THE TASK →
Below are some records; write them all out again exactly.

RECORDS FOR THIS TASK →
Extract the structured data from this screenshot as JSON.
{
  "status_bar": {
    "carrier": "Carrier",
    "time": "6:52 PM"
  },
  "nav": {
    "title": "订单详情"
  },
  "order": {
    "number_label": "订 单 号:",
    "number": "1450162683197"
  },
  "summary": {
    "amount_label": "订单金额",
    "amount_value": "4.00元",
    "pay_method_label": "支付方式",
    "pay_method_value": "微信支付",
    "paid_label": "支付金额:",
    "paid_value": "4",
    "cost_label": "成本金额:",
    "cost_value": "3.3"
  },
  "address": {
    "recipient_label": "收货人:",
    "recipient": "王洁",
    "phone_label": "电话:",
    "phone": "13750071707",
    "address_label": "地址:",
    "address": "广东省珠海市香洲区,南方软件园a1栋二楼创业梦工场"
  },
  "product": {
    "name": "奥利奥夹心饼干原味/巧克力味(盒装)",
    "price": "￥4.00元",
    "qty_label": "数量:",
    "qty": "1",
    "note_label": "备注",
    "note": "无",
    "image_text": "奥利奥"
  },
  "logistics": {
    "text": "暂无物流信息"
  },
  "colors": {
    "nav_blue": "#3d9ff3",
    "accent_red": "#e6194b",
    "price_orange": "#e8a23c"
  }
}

PROBLEM SOLUTION →
Extract the structured data from this screenshot as JSON.
{
  "status_bar": {
    "carrier": "Carrier",
    "time": "6:52 PM"
  },
  "nav": {
    "title": "订单详情"
  },
  "order": {
    "number_label": "订 单 号:",
    "number": "1450162683197"
  },
  "summary": {
    "amount_label": "订单金额",
    "amount_value": "4.00元",
    "pay_method_label": "支付方式",
    "pay_method_value": "微信支付",
    "paid_label": "支付金额:",
    "paid_value": "4",
    "cost_label": "成本金额:",
    "cost_value": "3.3"
  },
  "address": {
    "recipient_label": "收货人:",
    "recipient": "王洁",
    "phone_label": "电话:",
    "phone": "13750071707",
    "address_label": "地址:",
    "address": "广东省珠海市香洲区,南方软件园a1栋二楼创业梦工场"
  },
  "product": {
    "name": "奥利奥夹心饼干原味/巧克力味(盒装)",
    "price": "￥4.00元",
    "qty_label": "数量:",
    "qty": "1",
    "note_label": "备注",
    "note": "无",
    "image_text": "奥利奥"
  },
  "logistics": {
    "text": "暂无物流信息"
  },
  "colors": {
    "nav_blue": "#3d9ff3",
    "accent_red": "#e6194b",
    "price_orange": "#e8a23c"
  }
}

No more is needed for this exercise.